“One started gobbling at 6:45 a.m. from a tree (across the field) less than 15 minutes after we got there,” Warren said. “He was gobbling at cars going by on the road.”
The hunter made a slow loop in the woods to get nearer the bird, taking his time and making as little noise as possible.
“But I got too close,” Warren said. “I creeped up right on top of the gobbler, maybe 25 yards from me in the field. A jake was 40 yards farther out.”
Dressed in full Mossy Oak Break-Up Country camouflage, including head mask and gloves, Warren didn’t use a turkey call.
“I learned years ago if you’re 75 yards from a gobbler, get in shooting range and don’t call,” he said.
Warren raised his Browning Gold 3½ automatic loaded with Triple Beard blended pellets, aimed at the bird’s neck and fired.
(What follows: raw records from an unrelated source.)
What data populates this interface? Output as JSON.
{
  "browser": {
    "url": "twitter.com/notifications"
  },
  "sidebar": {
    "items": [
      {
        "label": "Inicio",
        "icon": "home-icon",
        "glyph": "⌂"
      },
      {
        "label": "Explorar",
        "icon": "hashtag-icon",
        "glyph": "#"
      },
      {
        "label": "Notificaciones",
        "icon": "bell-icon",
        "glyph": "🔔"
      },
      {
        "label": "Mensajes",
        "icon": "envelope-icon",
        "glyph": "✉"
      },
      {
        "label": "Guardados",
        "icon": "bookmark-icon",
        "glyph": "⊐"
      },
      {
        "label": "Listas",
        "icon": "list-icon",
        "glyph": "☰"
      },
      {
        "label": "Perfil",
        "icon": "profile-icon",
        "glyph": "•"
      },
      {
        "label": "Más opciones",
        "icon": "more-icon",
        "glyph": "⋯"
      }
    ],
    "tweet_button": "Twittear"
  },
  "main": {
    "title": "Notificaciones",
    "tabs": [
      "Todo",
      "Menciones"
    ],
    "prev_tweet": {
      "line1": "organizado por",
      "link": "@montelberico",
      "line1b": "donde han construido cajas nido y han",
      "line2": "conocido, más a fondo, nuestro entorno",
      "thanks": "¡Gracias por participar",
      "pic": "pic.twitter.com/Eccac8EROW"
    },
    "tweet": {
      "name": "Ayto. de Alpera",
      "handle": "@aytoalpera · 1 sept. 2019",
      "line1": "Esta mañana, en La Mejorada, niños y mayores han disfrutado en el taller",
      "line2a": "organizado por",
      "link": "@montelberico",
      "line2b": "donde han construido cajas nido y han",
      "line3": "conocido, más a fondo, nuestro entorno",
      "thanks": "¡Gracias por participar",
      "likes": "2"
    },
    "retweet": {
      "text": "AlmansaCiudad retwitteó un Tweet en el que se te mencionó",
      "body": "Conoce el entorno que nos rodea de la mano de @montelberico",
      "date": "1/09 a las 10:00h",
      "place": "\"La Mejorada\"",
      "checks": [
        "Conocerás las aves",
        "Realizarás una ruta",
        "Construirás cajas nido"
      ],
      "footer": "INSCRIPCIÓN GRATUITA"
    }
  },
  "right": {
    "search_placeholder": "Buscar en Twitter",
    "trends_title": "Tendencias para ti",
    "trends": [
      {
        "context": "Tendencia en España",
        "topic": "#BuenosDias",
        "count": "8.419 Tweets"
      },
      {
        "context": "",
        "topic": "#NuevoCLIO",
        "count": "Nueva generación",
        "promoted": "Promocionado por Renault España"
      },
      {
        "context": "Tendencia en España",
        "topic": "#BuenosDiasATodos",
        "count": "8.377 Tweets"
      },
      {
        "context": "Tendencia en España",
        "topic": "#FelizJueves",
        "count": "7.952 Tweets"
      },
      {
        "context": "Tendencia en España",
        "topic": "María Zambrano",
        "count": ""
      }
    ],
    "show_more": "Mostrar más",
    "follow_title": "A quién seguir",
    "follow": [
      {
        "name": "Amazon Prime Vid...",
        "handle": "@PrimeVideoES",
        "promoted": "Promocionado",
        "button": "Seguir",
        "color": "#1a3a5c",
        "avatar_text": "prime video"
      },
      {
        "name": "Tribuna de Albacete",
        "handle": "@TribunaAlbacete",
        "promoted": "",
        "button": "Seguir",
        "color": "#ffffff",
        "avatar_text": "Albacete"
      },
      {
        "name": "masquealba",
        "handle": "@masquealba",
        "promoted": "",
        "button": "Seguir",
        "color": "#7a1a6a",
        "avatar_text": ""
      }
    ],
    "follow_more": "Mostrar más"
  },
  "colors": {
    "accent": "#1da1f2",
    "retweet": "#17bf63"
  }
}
“But the shot sounded odd,” he said. “The turkey started running and flew up into a tree.”
Warren watched closely. A scared turkey often will sail hundreds of yards. This gobbler covered perhaps 30 yards before settling on a limb.
“He was hunkered up in a ball; I knew he was hurt bad,” he said.
A second shot brought the tom to the forest floor.
Warren, who has taken “60 or 70” turkeys, said it was his first multi-bearded gobbler.
The turkey’s 1.75-inch spurs tied for second all-time among N.C. gobblers with a 2002 Warren County bird taken by Danny Hayes. Only Randy Mabe’s 2005 Rockingham gobbler with 1.9375-inch spurs was longer.
Joe Fuller owns the N.C. and world-record multi-bearded gobbler mark for a 2008 eight-bearded Edgecombe County bird that scored 195.500.